══ SUPPLIED DATA
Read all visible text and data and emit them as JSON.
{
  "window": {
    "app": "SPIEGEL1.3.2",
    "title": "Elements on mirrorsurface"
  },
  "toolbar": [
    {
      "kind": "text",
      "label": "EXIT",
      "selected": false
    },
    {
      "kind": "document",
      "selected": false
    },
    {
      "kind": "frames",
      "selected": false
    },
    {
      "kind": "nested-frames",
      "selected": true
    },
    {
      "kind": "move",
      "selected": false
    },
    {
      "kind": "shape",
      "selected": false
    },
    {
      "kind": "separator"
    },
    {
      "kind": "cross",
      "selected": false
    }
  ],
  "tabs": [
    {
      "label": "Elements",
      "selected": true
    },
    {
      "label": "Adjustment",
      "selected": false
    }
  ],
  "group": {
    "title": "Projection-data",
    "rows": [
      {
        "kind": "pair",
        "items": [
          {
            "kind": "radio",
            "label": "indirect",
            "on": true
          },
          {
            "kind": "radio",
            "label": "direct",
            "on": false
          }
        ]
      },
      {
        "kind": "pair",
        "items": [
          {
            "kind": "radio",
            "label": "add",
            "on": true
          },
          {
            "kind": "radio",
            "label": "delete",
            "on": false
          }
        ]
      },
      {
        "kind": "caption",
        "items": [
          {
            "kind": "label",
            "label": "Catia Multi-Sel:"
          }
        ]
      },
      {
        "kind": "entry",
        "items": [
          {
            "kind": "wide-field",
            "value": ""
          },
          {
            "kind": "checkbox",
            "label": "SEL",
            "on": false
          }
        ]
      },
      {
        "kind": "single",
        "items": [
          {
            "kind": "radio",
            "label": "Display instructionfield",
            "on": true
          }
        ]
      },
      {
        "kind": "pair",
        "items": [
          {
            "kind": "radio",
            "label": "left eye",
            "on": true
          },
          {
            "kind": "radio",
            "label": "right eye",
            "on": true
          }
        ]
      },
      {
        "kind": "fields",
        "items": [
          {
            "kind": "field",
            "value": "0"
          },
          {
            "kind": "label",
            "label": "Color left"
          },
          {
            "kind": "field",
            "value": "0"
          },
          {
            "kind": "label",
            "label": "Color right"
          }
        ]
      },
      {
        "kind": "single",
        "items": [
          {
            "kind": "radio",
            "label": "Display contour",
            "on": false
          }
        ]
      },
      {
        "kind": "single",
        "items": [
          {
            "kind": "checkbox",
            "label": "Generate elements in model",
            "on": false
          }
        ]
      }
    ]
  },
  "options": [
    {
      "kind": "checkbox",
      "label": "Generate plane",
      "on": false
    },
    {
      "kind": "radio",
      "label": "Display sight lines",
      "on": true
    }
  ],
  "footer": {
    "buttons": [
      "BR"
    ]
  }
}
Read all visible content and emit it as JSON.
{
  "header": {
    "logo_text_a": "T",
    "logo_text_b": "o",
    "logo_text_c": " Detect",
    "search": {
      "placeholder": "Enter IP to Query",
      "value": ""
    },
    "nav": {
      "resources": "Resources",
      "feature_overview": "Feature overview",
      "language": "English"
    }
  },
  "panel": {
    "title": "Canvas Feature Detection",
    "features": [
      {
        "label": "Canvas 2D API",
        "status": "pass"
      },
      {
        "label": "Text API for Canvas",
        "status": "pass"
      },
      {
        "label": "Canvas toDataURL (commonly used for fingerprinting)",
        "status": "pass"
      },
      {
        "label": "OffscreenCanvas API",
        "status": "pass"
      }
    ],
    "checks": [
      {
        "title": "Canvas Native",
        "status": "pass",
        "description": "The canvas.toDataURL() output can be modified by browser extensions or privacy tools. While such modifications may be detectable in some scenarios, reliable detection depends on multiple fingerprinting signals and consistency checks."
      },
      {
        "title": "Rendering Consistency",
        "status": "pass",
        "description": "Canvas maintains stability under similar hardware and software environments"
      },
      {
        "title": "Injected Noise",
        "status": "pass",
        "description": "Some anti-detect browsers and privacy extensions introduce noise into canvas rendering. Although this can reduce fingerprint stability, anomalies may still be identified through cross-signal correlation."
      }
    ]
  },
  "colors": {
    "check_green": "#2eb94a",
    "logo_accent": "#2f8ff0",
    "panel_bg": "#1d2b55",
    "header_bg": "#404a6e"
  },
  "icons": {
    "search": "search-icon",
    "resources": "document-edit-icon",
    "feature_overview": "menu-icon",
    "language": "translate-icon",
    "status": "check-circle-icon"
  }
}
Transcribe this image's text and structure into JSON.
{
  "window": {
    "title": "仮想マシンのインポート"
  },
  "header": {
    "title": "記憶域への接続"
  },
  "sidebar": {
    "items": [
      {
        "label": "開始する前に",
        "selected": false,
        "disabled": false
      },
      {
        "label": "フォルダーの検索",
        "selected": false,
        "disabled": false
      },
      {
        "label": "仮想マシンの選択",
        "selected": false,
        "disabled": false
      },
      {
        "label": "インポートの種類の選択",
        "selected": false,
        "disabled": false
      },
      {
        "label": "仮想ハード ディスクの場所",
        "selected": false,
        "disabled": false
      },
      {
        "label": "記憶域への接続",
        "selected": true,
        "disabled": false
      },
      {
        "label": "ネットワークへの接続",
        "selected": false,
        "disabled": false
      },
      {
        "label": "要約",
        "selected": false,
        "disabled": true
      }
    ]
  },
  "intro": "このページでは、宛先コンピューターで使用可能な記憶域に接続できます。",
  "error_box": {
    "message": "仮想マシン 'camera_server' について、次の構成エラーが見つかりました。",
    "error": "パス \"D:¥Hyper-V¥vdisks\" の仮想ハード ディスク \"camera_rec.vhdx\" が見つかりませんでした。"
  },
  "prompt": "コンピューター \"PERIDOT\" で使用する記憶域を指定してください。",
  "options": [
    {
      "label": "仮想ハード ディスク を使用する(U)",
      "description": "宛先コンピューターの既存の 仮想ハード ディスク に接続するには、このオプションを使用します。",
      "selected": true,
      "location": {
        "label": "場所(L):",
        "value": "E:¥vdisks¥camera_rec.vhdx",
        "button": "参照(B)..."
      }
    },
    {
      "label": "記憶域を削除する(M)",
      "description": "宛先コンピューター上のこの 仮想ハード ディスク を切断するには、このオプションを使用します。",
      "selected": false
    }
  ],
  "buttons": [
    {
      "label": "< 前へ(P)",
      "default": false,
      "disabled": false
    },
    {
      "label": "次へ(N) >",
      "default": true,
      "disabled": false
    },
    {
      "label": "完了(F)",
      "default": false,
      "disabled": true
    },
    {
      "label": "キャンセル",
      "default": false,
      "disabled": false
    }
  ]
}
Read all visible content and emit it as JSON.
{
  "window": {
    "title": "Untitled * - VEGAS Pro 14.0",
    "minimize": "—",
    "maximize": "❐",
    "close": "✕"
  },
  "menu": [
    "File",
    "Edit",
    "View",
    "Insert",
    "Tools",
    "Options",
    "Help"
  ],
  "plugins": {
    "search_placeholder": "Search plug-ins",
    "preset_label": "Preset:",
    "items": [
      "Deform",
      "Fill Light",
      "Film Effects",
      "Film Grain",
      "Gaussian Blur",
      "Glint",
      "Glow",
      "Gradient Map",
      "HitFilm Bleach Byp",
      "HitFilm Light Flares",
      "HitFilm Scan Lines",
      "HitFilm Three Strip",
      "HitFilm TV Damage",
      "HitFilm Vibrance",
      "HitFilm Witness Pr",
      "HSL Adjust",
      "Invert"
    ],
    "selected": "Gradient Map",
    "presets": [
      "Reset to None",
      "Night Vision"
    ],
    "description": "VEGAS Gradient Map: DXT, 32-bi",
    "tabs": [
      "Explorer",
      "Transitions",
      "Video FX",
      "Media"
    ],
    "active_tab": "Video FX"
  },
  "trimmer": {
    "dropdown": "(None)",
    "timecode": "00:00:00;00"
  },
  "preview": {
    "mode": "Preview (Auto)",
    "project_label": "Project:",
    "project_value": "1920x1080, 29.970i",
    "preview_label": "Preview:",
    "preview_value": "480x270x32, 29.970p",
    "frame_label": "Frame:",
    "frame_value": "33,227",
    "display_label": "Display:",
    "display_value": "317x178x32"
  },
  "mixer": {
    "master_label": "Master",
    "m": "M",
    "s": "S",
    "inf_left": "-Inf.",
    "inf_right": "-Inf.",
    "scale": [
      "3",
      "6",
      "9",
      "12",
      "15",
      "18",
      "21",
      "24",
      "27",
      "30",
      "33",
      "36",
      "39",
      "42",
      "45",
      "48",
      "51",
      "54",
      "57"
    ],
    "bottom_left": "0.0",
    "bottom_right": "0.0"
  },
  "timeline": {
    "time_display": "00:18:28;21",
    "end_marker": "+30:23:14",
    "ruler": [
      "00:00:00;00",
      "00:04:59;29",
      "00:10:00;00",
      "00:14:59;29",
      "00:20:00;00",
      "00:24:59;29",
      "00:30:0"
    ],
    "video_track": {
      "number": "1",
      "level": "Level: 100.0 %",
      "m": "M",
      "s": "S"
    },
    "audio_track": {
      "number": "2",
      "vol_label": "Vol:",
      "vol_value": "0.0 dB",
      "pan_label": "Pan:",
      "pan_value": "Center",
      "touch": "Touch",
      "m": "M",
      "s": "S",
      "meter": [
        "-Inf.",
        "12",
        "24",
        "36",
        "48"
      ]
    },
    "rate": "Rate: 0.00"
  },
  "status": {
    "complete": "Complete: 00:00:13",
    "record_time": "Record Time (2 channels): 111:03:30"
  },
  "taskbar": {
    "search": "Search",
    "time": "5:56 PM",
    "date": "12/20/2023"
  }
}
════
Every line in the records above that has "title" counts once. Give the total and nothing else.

§ OUTPUT FOR THIS TASK
9